4. This film was shot in your hometown of Westport, CT [all of it, I'm guessing?]. How do you feel the town reflected your story and characters? Do you think it could've taken place anywhere else?
It didn’t have to take place in Westport, but I wanted to film it there, so I set it there! It was really a very practical thing. I know the town so well, and I know so many people, I just felt it would be so much easier than going to a new place. We ended up shooting a lot of it in South Norwalk and Fairfield. But everyone was incredibly helpful. In terms of the story -- the characters are very defined by their status in a specific way, that Westport lends itself to. They’re trapped by it, really. They’re so identified with appearance that they can’t access a deeper level of happiness -- an experiential happiness. At this point the film and Westport are really inextricably linked.
5. How did growing up in Westport impact you as a writer?
I actually went to elementary school in Wilton, and those long, long walks in the woods, they definitely gave me space to think. I still call on that space to write.
6. Your husband, Todd Louiso, directed the movie. What was it like collaborating with him? Did it make it easier for the entirety of your original vision to make it into the final product?

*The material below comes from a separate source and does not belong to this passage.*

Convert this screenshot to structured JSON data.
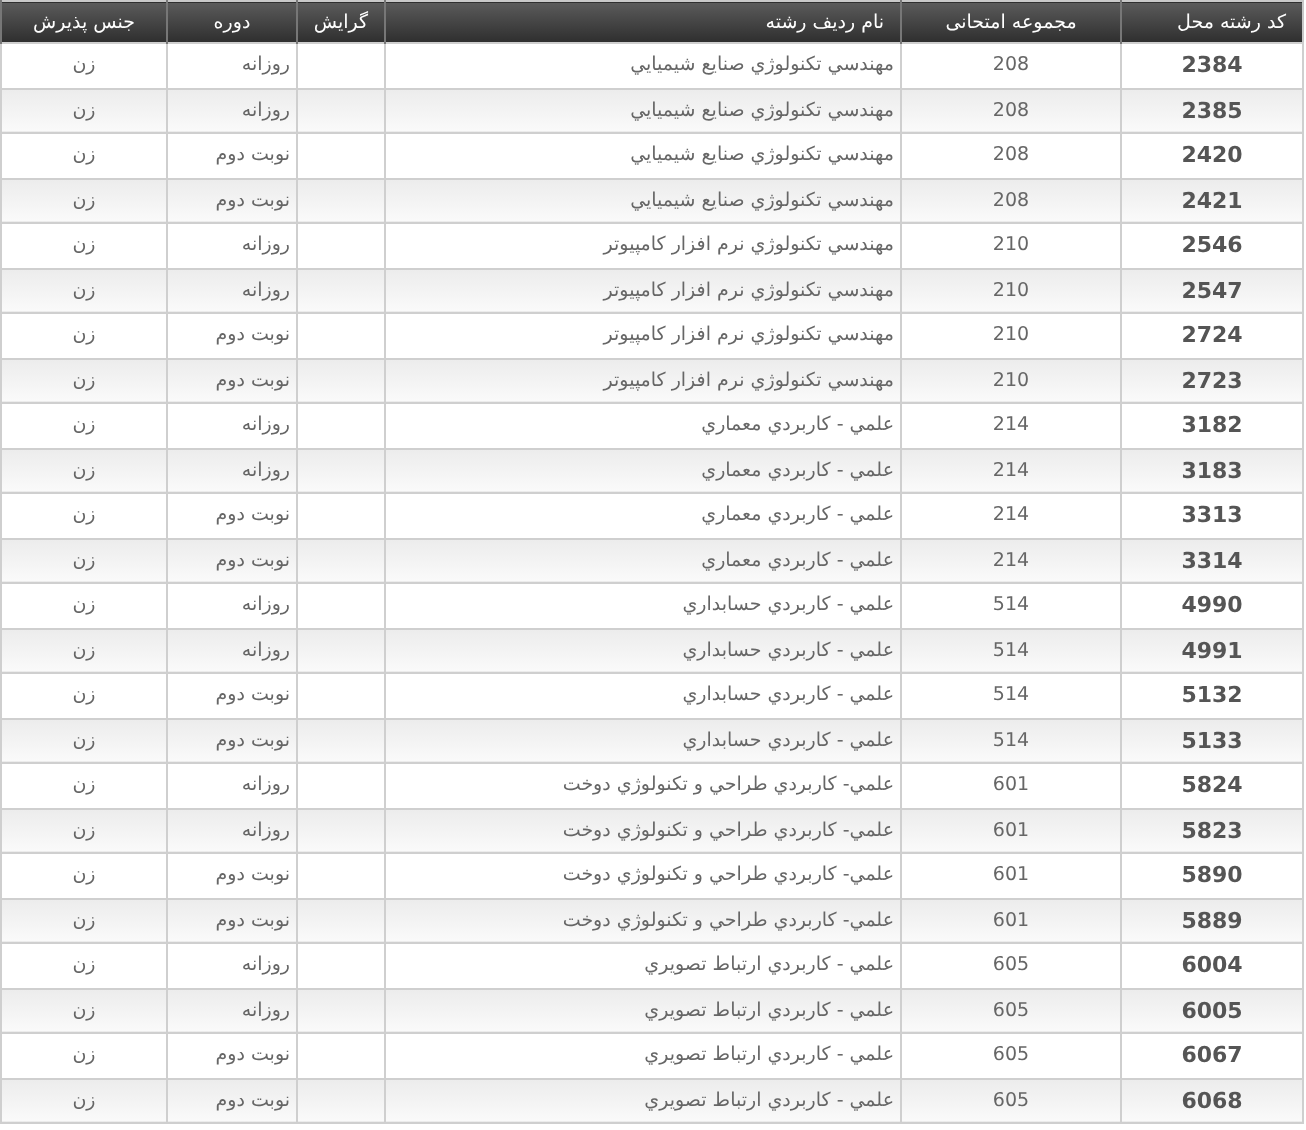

It was great collaborating with Todd. We actually met on an acting job -- we were both acting in a television pilot. And we’ve worked together a lot over the years. This was the first time I was the writer and he was the director, but it was an easy transition. And, yes, I have a lot of say with him, and I had a LOT of say with the project. It’s uncommon as a screenwriter to have a say.
7. Did any movies in particular inspire you when writing Hello I Must Be Going? If so, how?
Originally I was thinking about the films of Eric Rohmer, the French director. His films are about the smallest events, so much subtlety and character detail. But as I got more invested, and after going through the Sundance Screenwriting Lab, I wanted to challenge myself to make bigger choices. So, I went back to films I love by Woody Allen and Mike Leigh and even Bergman’s films -- simple stories with a lot of vulnerability and humor. And, yes, there is humor in Bergman’s films!
8. What was the most challenging part of getting this movie made?
The most challenging part was the shoot itself. We had 20 days! It was extremely hard on the actors, especially Melanie Lynskey.
The character she plays is in every singly scene and has to go through so many emotional ups and downs--a real challenge for an actor in any circumstances. But in 20 days it really pushes the limits. She was a amazing about it, (and she is amazing in the film) but it was really hard to see her go through all that--and to feel responsible for it. On top of that Hurricane Irene hit Westport toward the end of the shoot. We lost locations and a day of filming...it was a lot. But I have to say it really gave the whole experience a kind of urgency and reality that I think shows up on screen. We all had to stay very awake!
9. Where do you do your best writing? In other words, what place gives you the most inspiration and motivation as a writer?
I live in Los Angeles, and I’ve found it to be a great place to write. But mostly for me it’s about time and quiet.